Review: Here's an interesting proposition from veteran disco/deep house fusionist Cole Medina, a man whose productions are rarely less than excellent. "Love For The Sake Of House" is particularly memorable, impressively fusing elements of Claudja Barry's slo-mo disco classic "Love For The Sake Of Love" with sturdy house beats and, most notably, a super-slick R&B accapella. It shouldn't work, but it really does. "Party Jam", meanwhile, ups the tempo, turning a forgotten P-funk number into a formidable chunk of contemporary dancefloor funk. With a thick electrofunk bassline, sweaty vocal stabs and some neat guitar cut-ups, it's a real winner.
Review: For this 11th edition of the Whiskey Disco series, Sleazy McQueen has gathered together a series of decidedly loved-up re-edits, many with a real AOR feel. That's certainly the case with "Moonlight" - a wonky bundle of 6am sunrise hugs edited into shape by Yves Saint Lau'rant - and Anthony Mansfield's delightfully subdued "Cosmic Annie". There's some straight-up party flavours in the shape of Disco Tech's bumpin' rework of perennial Dolly Parton fave "Jolene", while Cole Medina successfully dubs out a deep house love song on "Your Love".
Review: Following a couple of years when he's rocked more uptempo rhythms, Cole Medina makes a return to the sumptuous, soul-flecked sound with which he made his name.
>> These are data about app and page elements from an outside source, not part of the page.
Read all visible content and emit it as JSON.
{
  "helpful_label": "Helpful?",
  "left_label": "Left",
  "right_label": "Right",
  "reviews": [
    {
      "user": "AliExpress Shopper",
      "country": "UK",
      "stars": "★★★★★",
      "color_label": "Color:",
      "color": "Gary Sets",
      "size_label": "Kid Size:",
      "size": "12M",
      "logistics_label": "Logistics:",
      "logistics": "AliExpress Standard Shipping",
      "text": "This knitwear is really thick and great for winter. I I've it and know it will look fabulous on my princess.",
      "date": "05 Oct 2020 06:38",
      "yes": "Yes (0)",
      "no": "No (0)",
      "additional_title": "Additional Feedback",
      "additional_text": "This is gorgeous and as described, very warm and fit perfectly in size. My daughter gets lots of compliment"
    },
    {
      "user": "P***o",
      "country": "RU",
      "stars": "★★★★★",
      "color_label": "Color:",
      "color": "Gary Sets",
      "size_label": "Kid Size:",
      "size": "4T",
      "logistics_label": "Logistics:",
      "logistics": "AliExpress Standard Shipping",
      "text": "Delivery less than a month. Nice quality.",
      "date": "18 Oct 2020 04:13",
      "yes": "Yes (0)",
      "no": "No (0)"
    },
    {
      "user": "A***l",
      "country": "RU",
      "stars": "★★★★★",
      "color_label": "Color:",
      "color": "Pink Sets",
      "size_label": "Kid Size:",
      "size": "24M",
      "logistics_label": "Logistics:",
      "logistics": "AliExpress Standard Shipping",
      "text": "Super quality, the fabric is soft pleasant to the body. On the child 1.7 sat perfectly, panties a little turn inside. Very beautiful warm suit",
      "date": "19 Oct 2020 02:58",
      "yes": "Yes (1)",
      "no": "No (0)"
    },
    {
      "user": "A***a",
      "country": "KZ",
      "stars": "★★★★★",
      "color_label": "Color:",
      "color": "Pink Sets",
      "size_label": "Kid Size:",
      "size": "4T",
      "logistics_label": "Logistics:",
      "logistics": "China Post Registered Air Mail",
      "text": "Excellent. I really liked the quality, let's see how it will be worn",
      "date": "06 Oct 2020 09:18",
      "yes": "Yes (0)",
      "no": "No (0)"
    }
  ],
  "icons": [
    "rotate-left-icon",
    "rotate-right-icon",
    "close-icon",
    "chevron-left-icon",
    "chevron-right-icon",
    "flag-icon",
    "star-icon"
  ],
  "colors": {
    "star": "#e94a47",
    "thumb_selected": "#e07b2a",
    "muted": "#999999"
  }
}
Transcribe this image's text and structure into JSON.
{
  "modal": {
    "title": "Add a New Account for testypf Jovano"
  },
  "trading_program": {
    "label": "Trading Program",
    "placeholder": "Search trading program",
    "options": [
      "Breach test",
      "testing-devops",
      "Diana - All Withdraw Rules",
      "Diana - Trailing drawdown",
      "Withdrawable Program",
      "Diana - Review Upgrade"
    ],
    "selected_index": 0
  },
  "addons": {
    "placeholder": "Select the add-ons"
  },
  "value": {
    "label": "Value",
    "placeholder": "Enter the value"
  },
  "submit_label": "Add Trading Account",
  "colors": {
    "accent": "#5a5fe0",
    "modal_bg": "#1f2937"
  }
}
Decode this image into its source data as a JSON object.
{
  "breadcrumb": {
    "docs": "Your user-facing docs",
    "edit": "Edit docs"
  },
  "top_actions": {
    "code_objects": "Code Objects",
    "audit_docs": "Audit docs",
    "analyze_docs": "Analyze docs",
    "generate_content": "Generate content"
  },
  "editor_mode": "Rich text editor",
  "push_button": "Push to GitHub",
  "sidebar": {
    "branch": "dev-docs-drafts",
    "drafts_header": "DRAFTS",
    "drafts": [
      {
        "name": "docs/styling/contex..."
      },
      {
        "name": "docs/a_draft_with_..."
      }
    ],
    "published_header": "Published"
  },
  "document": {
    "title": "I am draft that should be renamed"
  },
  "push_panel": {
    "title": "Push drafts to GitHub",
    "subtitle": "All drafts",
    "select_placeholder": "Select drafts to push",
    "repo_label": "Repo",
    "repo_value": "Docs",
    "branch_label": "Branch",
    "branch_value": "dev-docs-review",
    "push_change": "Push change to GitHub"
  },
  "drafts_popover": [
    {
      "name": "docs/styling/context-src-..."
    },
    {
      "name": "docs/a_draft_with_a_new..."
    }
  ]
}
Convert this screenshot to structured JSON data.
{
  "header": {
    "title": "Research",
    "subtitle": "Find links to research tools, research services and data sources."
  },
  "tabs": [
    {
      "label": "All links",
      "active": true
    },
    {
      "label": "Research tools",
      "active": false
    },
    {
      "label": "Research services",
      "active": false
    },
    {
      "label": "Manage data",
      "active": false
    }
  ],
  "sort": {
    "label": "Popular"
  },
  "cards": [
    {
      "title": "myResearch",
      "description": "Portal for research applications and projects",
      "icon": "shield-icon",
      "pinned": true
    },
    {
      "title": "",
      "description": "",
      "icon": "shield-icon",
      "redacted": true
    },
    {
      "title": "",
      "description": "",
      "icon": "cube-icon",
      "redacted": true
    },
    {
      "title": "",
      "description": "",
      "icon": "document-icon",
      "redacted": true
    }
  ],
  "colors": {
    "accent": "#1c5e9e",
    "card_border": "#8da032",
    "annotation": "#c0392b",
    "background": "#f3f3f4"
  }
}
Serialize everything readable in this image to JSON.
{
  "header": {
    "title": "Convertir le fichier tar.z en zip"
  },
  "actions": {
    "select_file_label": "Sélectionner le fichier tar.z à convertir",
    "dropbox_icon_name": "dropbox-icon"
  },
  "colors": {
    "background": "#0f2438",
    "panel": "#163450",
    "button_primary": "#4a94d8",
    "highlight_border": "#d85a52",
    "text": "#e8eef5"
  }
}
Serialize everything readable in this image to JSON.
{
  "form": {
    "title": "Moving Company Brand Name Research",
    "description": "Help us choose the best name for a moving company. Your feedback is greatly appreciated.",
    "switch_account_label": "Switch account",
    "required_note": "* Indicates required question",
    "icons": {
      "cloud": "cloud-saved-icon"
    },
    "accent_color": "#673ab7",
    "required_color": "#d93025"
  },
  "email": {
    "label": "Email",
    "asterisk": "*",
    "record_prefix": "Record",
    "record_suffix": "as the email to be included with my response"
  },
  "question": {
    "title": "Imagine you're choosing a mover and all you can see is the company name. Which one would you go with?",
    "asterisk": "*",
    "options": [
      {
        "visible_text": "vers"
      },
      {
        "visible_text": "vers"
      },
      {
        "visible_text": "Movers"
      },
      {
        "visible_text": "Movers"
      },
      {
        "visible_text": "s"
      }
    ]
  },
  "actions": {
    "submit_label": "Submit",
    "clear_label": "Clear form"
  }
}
Both "Stay With Cole" and the gorgeous "Aint No Funq" recall the orgasmic, touchy-feely vibes of his infamous Bee Gees rework ("Cole Loves You Inside & Out"), working a glut of glossy, string-laden soul samples into steaming slices of slo-mo sensuality. "Cole's Just Crazy" throws some 80s soul into the pot for max end-of-night slow-dance pressure, but it's the other two tracks that really excel. Sexytime with Cole, anyone?